= Source material =
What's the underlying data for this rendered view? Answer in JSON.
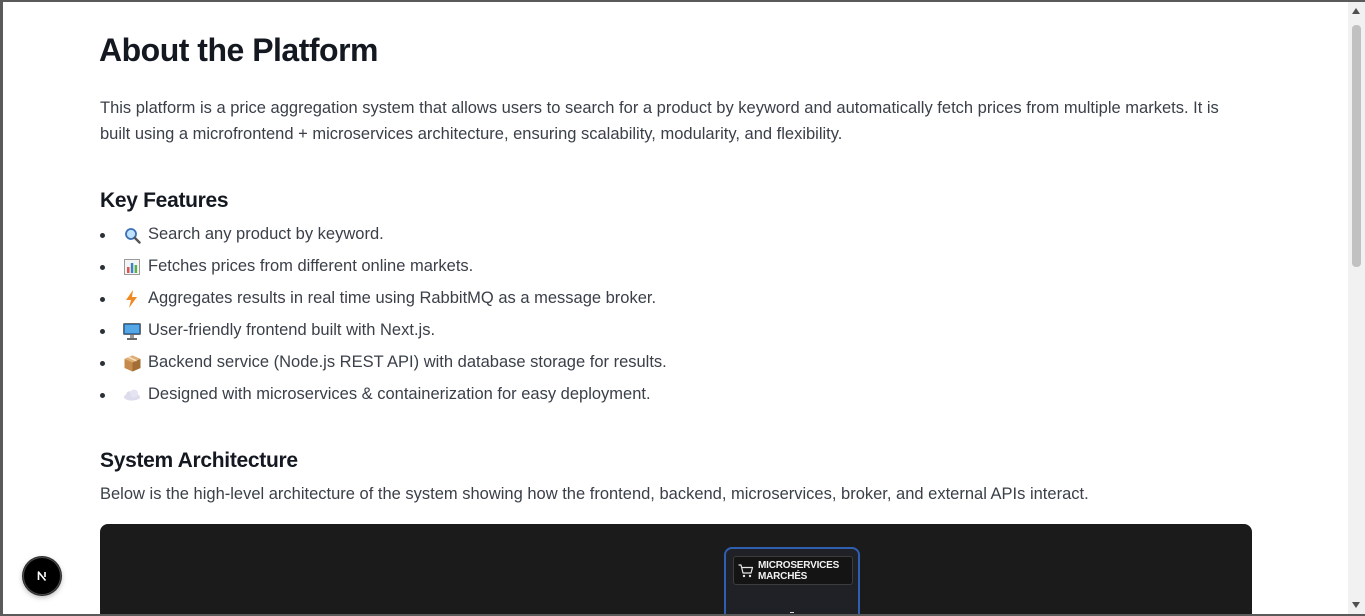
{
  "page": {
    "title": "About the Platform",
    "intro": "This platform is a price aggregation system that allows users to search for a product by keyword and automatically fetch prices from multiple markets. It is built using a microfrontend + microservices architecture, ensuring scalability, modularity, and flexibility."
  },
  "features": {
    "heading": "Key Features",
    "items": [
      {
        "icon": "magnifier-icon",
        "text": "Search any product by keyword."
      },
      {
        "icon": "bar-chart-icon",
        "text": "Fetches prices from different online markets."
      },
      {
        "icon": "lightning-icon",
        "text": "Aggregates results in real time using RabbitMQ as a message broker."
      },
      {
        "icon": "desktop-computer-icon",
        "text": "User-friendly frontend built with Next.js."
      },
      {
        "icon": "package-icon",
        "text": "Backend service (Node.js REST API) with database storage for results."
      },
      {
        "icon": "cloud-icon",
        "text": "Designed with microservices & containerization for easy deployment."
      }
    ]
  },
  "architecture": {
    "heading": "System Architecture",
    "description": "Below is the high-level architecture of the system showing how the frontend, backend, microservices, broker, and external APIs interact.",
    "diagram": {
      "node_label_line1": "MICROSERVICES",
      "node_label_line2": "MARCHÉS",
      "node_icon": "shopping-cart-icon",
      "colors": {
        "background": "#1b1b1b",
        "node_border": "#2f5fb0"
      }
    }
  },
  "dev_badge": {
    "label": "N",
    "icon": "nextjs-logo-icon"
  }
}
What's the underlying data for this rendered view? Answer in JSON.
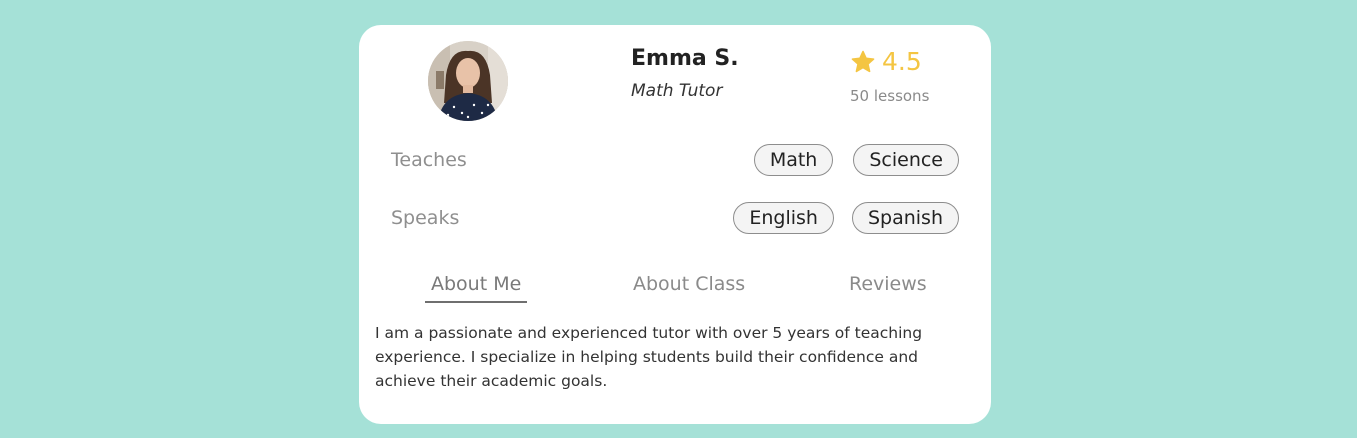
{
  "tutor": {
    "name": "Emma S.",
    "role": "Math Tutor",
    "rating": "4.5",
    "lessons": "50 lessons"
  },
  "teaches": {
    "label": "Teaches",
    "subjects": [
      "Math",
      "Science"
    ]
  },
  "speaks": {
    "label": "Speaks",
    "languages": [
      "English",
      "Spanish"
    ]
  },
  "tabs": [
    {
      "label": "About Me",
      "active": true
    },
    {
      "label": "About Class",
      "active": false
    },
    {
      "label": "Reviews",
      "active": false
    }
  ],
  "about": {
    "text": "I am a passionate and experienced tutor with over 5 years of teaching experience. I specialize in helping students build their confidence and achieve their academic goals."
  },
  "icons": {
    "rating": "star-icon"
  },
  "colors": {
    "background": "#a5e1d7",
    "card": "#ffffff",
    "rating": "#f4c542",
    "tab_active_underline": "#6f6f6f"
  }
}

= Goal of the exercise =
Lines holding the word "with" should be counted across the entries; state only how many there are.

= Exercise solution =
4